When a work has three, four, or five authors, cite all authors the first time the reference occurs; in subsequent citations, include only the surname of the first author followed by et al.,(with a period after al) and the year if it is the first citation of the reference within a paragraph.

First citation in text:

  • Kisangau, Lyaruu, Hosea, and Joseph (2007) found
  • as has been shown (Nishimoto, Salcido, Aranda, & Land, 1998)

Subsequent citations:

  • Kisangau et al. (2007) found
  • as proven (Nishimoto et al., 1998)

When a work has six or more authors, cite only the surname of the first author followed by et al. and the year for the first and subsequent citations.

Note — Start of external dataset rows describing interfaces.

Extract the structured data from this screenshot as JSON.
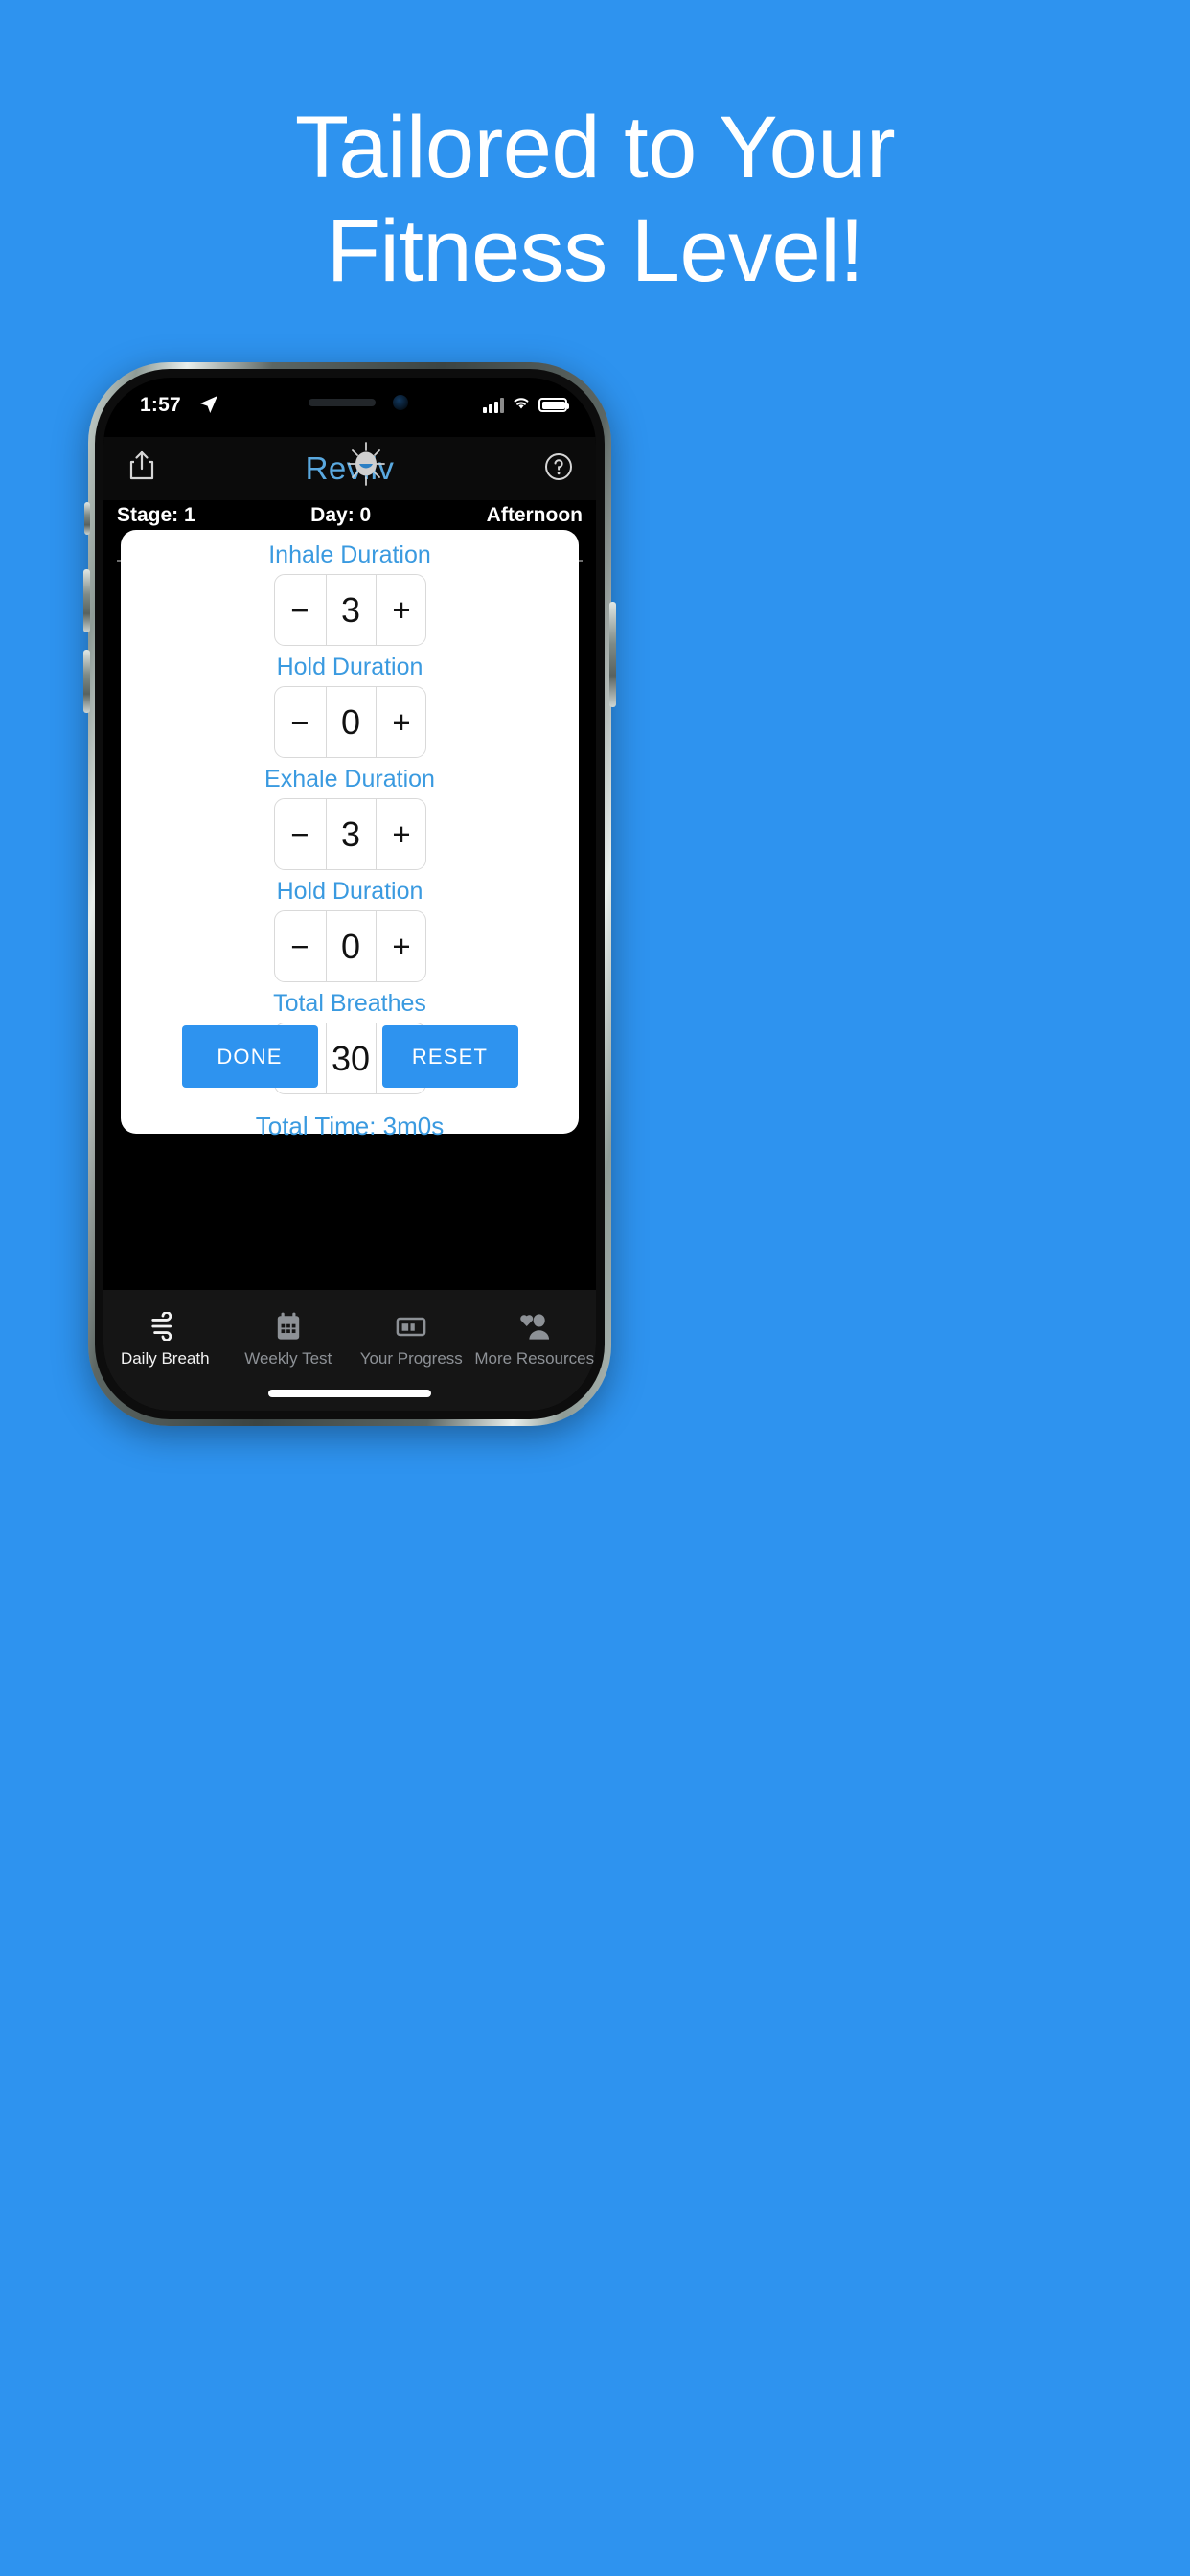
{
  "promo": {
    "line1": "Tailored to Your",
    "line2": "Fitness Level!",
    "background_color": "#2e93ef"
  },
  "status_bar": {
    "time": "1:57",
    "location_icon": "location-arrow-icon",
    "signal_icon": "cellular-signal-icon",
    "wifi_icon": "wifi-icon",
    "battery_icon": "battery-icon"
  },
  "app_bar": {
    "share_icon": "share-icon",
    "help_icon": "question-mark-circle-icon",
    "brand": "Reviiv",
    "logo_icon": "sun-smiley-icon",
    "brand_color": "#5aa9e0"
  },
  "stage_row": {
    "stage": "Stage: 1",
    "day": "Day: 0",
    "period": "Afternoon"
  },
  "sheet": {
    "fields": [
      {
        "label": "Inhale Duration",
        "minus": "−",
        "value": "3",
        "plus": "+"
      },
      {
        "label": "Hold Duration",
        "minus": "−",
        "value": "0",
        "plus": "+"
      },
      {
        "label": "Exhale Duration",
        "minus": "−",
        "value": "3",
        "plus": "+"
      },
      {
        "label": "Hold Duration",
        "minus": "−",
        "value": "0",
        "plus": "+"
      },
      {
        "label": "Total Breathes",
        "minus": "−",
        "value": "30",
        "plus": "+"
      }
    ],
    "total_time": "Total Time: 3m0s",
    "done_label": "DONE",
    "reset_label": "RESET",
    "accent_color": "#3a9ae0",
    "button_color": "#2e93ef"
  },
  "tab_bar": {
    "items": [
      {
        "label": "Daily Breath",
        "icon": "wind-icon",
        "active": true
      },
      {
        "label": "Weekly Test",
        "icon": "calendar-icon",
        "active": false
      },
      {
        "label": "Your Progress",
        "icon": "chart-card-icon",
        "active": false
      },
      {
        "label": "More Resources",
        "icon": "people-heart-icon",
        "active": false
      }
    ]
  }
}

  • Littlewood et al. (1997) have found ... 
  • ... as has been previously demonstated (Littlewood et al., 1997)

No author identified or anonymous works

When a work has no known author, cite the first few words of the reference list entry (usually the title) and the year. Use double quotation marks around the title of an article, a chapter, or a web page and italicize the title of a periodical, a book, a brochure, or a report.

  • learning to format research papers ("Using APA," 2001).
  • the book College Bound Seniors (2008) states that

If an author is specifically listed as anonymous, cite the word Anonymous, followed by a comma and the date.

  •  (Anonymous, 1998)

Secondary sources

For a reference that was obtained from another source, you have to name both the Original and Secondary Source in your citations. List the Secondary Source in your Reference List and include the Secondary Source in parentheses in the in-text citation.
 
  • In Seidenberg and McClelland's study (as cited in Coltheart, Curtis, Atkins, & Haller, 1993), ...

In the Reference List (include Secondary Source):

  • Coltheart, M., Curtis, B., Atkins, P., & Haller, M. (1993). Models of 
          reading aloud: Dual-route and parallel-distributed-processing 
          approaches. Psychological Review, 100, 589-608.